Data about app and page elements
▬▬▬▬▬▬▬▬▬▬
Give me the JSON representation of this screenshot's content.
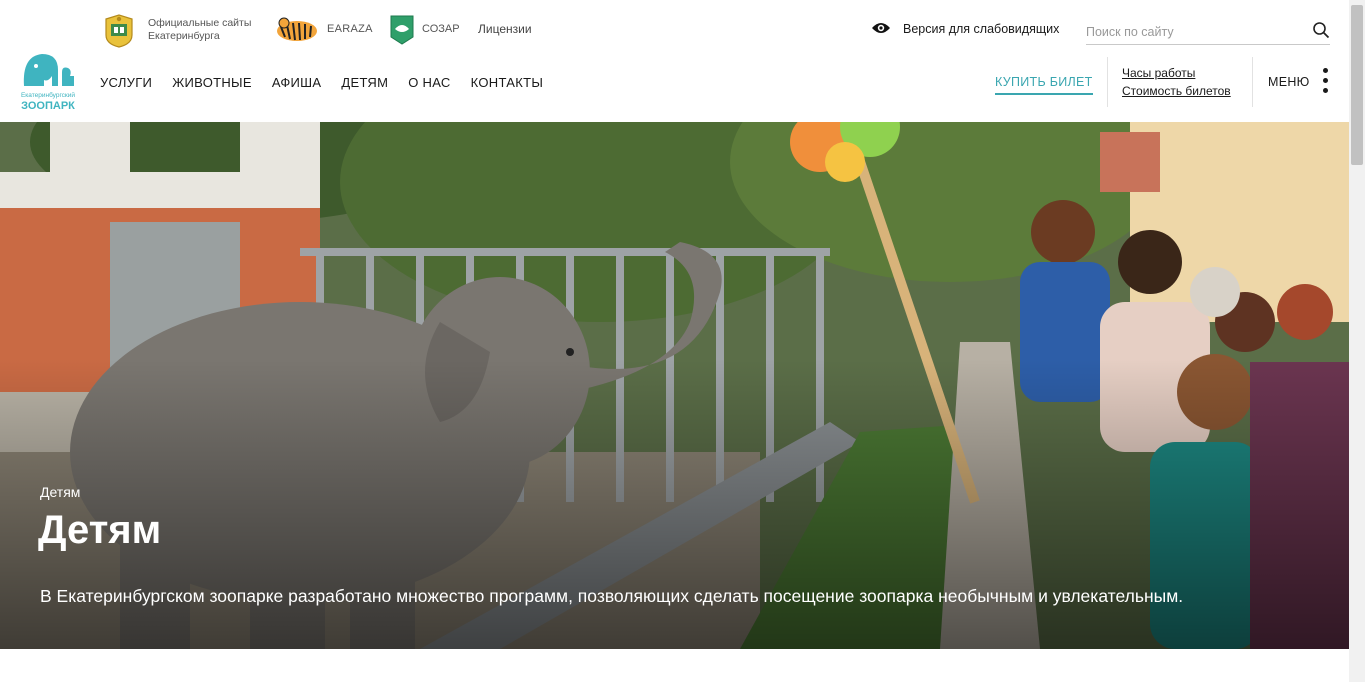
{
  "topbar": {
    "city_sites_text": "Официальные сайты Екатеринбурга",
    "earaza_text": "EARAZA",
    "sozar_text": "СОЗАР",
    "licenses_text": "Лицензии",
    "vision_text": "Версия для слабовидящих",
    "search_placeholder": "Поиск по сайту"
  },
  "logo": {
    "small_text": "Екатеринбургский",
    "big_text": "ЗООПАРК",
    "color": "#3fb4c0"
  },
  "nav": {
    "items": [
      "УСЛУГИ",
      "ЖИВОТНЫЕ",
      "АФИША",
      "ДЕТЯМ",
      "О НАС",
      "КОНТАКТЫ"
    ]
  },
  "header_right": {
    "buy_ticket": "КУПИТЬ БИЛЕТ",
    "hours": "Часы работы",
    "prices": "Стоимость билетов",
    "menu": "МЕНЮ"
  },
  "hero": {
    "breadcrumb": "Детям",
    "title": "Детям",
    "description": "В Екатеринбургском зоопарке разработано множество программ, позволяющих сделать посещение зоопарка необычным и увлекательным."
  },
  "colors": {
    "accent": "#3aa6b0",
    "text": "#1a1a1a"
  }
}
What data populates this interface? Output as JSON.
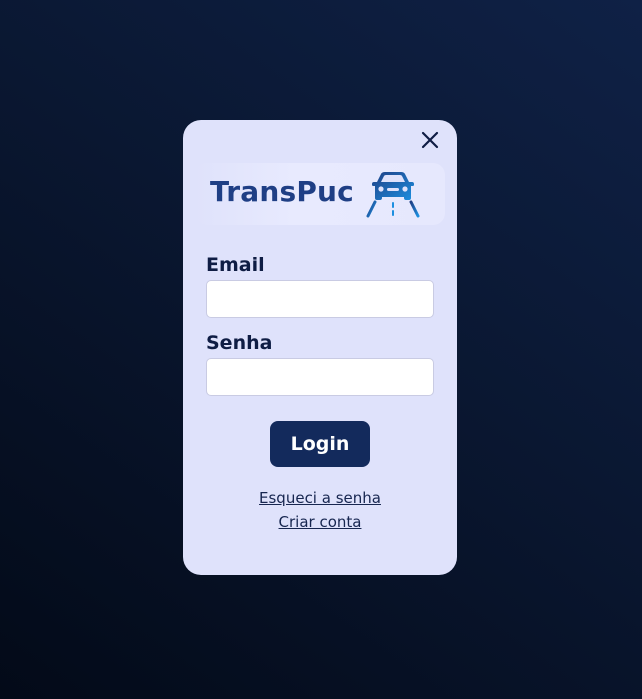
{
  "colors": {
    "background_top": "#0f2146",
    "background_bottom": "#030a18",
    "modal": "#dfe2fb",
    "brand": "#1f3f85",
    "button": "#132a5c",
    "link": "#172650"
  },
  "modal": {
    "close_icon": "close-icon",
    "logo": {
      "text": "TransPuc",
      "icon": "car-road-icon"
    },
    "email": {
      "label": "Email",
      "value": "",
      "placeholder": ""
    },
    "password": {
      "label": "Senha",
      "value": "",
      "placeholder": ""
    },
    "login_button": "Login",
    "forgot_password_link": "Esqueci a senha",
    "create_account_link": "Criar conta"
  }
}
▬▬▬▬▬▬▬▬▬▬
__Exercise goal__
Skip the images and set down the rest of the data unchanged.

__Expected answer__
Give me the JSON representation of this screenshot's content.
{
  "topbar": {
    "city_sites_text": "Официальные сайты Екатеринбурга",
    "earaza_text": "EARAZA",
    "sozar_text": "СОЗАР",
    "licenses_text": "Лицензии",
    "vision_text": "Версия для слабовидящих",
    "search_placeholder": "Поиск по сайту"
  },
  "logo": {
    "small_text": "Екатеринбургский",
    "big_text": "ЗООПАРК",
    "color": "#3fb4c0"
  },
  "nav": {
    "items": [
      "УСЛУГИ",
      "ЖИВОТНЫЕ",
      "АФИША",
      "ДЕТЯМ",
      "О НАС",
      "КОНТАКТЫ"
    ]
  },
  "header_right": {
    "buy_ticket": "КУПИТЬ БИЛЕТ",
    "hours": "Часы работы",
    "prices": "Стоимость билетов",
    "menu": "МЕНЮ"
  },
  "hero": {
    "breadcrumb": "Детям",
    "title": "Детям",
    "description": "В Екатеринбургском зоопарке разработано множество программ, позволяющих сделать посещение зоопарка необычным и увлекательным."
  },
  "colors": {
    "accent": "#3aa6b0",
    "text": "#1a1a1a"
  }
}
What data populates this interface? Output as JSON.
{
  "colors": {
    "background_top": "#0f2146",
    "background_bottom": "#030a18",
    "modal": "#dfe2fb",
    "brand": "#1f3f85",
    "button": "#132a5c",
    "link": "#172650"
  },
  "modal": {
    "close_icon": "close-icon",
    "logo": {
      "text": "TransPuc",
      "icon": "car-road-icon"
    },
    "email": {
      "label": "Email",
      "value": "",
      "placeholder": ""
    },
    "password": {
      "label": "Senha",
      "value": "",
      "placeholder": ""
    },
    "login_button": "Login",
    "forgot_password_link": "Esqueci a senha",
    "create_account_link": "Criar conta"
  }
}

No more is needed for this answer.